*** Block opens ***

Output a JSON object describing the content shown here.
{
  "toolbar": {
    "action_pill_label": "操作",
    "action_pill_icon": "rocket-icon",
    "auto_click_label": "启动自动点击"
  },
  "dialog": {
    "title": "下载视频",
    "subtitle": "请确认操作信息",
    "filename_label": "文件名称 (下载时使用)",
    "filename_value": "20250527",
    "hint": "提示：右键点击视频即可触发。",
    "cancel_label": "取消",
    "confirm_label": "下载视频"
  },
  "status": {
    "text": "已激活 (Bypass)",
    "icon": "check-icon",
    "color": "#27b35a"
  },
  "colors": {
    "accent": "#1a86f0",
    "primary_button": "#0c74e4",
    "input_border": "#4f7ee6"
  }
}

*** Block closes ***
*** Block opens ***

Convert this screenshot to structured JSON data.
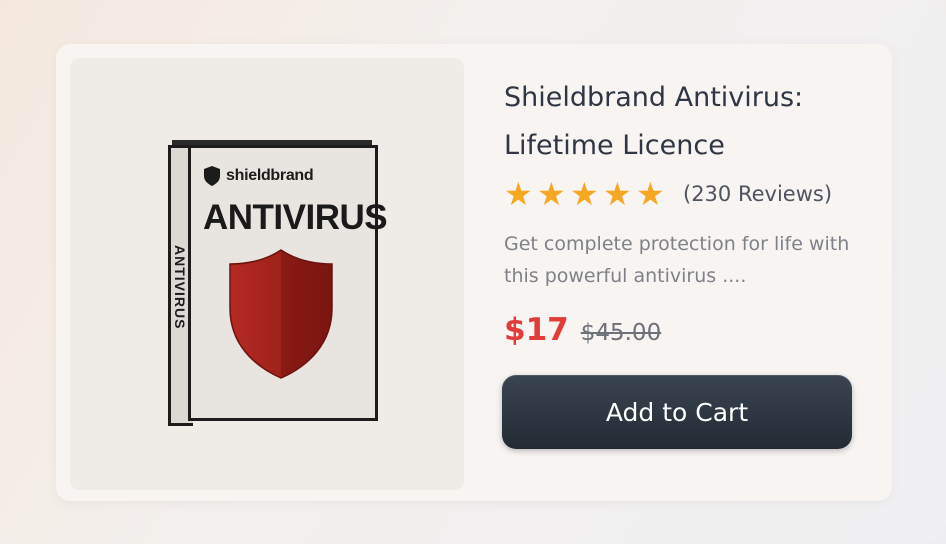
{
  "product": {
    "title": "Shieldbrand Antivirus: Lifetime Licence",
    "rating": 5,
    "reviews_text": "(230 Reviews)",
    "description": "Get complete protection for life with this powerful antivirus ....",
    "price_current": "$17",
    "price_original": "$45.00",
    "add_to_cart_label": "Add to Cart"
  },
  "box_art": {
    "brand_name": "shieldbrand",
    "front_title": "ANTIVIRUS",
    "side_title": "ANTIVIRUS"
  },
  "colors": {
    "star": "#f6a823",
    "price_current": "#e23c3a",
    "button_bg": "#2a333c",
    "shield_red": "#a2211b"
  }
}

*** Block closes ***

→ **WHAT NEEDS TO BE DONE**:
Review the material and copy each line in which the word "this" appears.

→ **RESULT OF THE TASK**:
Convert this screenshot to structured JSON data.
    "description": "Get complete protection for life with this powerful antivirus ....",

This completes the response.